/---

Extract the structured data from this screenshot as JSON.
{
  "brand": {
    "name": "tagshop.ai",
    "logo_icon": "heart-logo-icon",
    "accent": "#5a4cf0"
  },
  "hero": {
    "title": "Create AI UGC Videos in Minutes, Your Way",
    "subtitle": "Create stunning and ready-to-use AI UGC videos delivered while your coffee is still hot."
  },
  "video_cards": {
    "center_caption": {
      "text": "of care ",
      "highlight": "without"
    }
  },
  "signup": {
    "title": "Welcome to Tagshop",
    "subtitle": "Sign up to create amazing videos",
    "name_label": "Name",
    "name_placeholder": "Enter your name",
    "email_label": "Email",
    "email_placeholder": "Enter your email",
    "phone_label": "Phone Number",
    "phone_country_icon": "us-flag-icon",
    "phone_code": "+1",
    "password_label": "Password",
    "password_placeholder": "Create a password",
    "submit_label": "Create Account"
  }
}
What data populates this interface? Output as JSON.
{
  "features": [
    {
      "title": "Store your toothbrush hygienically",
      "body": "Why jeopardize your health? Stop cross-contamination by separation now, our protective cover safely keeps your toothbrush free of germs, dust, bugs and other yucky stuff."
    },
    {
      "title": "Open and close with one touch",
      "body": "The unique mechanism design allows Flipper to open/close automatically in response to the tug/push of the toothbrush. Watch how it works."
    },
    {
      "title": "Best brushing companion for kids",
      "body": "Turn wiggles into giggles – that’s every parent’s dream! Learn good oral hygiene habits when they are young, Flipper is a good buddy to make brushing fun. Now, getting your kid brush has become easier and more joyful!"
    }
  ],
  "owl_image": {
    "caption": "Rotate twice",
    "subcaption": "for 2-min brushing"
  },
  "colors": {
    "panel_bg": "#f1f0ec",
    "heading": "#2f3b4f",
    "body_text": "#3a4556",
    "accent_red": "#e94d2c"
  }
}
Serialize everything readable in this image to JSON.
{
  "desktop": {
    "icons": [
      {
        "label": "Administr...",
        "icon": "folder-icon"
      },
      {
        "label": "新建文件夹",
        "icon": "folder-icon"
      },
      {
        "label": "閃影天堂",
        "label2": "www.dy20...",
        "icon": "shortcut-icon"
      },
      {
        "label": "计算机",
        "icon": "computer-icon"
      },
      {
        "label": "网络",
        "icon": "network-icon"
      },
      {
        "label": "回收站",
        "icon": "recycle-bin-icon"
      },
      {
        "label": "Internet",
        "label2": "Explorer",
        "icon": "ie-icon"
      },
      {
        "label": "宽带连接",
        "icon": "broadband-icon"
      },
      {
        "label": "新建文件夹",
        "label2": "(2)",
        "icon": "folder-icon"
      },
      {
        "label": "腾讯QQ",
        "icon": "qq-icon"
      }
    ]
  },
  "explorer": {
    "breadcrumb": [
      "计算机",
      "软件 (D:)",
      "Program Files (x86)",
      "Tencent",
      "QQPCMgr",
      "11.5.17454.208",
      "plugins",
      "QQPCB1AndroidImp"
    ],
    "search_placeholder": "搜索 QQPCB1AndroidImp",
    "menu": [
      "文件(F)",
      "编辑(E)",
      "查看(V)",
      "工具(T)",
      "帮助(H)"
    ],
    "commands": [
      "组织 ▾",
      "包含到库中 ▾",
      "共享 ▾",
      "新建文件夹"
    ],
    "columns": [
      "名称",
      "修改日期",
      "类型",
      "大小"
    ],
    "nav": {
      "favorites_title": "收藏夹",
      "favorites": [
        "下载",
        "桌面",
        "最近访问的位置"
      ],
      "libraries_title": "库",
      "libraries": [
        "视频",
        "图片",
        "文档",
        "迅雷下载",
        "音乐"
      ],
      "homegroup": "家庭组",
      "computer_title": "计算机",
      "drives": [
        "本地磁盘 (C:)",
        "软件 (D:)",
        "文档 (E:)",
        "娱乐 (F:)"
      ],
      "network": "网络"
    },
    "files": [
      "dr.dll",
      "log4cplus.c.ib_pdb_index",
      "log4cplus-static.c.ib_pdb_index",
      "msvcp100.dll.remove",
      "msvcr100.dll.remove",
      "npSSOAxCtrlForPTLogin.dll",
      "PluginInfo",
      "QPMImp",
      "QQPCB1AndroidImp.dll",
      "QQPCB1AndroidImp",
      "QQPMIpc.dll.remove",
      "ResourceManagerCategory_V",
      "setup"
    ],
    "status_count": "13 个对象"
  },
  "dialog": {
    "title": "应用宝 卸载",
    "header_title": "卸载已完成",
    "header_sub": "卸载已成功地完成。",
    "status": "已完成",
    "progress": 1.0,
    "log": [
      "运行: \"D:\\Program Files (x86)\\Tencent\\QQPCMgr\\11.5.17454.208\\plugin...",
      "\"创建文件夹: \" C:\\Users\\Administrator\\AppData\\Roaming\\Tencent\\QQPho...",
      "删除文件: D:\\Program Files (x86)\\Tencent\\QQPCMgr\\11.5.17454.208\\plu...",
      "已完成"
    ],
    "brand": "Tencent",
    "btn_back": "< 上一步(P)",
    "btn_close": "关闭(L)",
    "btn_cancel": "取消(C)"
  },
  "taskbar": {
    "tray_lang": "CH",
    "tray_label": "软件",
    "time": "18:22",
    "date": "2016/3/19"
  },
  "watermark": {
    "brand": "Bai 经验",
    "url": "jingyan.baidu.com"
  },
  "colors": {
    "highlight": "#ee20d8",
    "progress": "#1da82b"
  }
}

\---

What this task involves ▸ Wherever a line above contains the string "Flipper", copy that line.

Exercise answer ▸
      "body": "The unique mechanism design allows Flipper to open/close automatically in response to the tug/push of the toothbrush. Watch how it works."
      "body": "Turn wiggles into giggles – that’s every parent’s dream! Learn good oral hygiene habits when they are young, Flipper is a good buddy to make brushing fun. Now, getting your kid brush has become easier and more joyful!"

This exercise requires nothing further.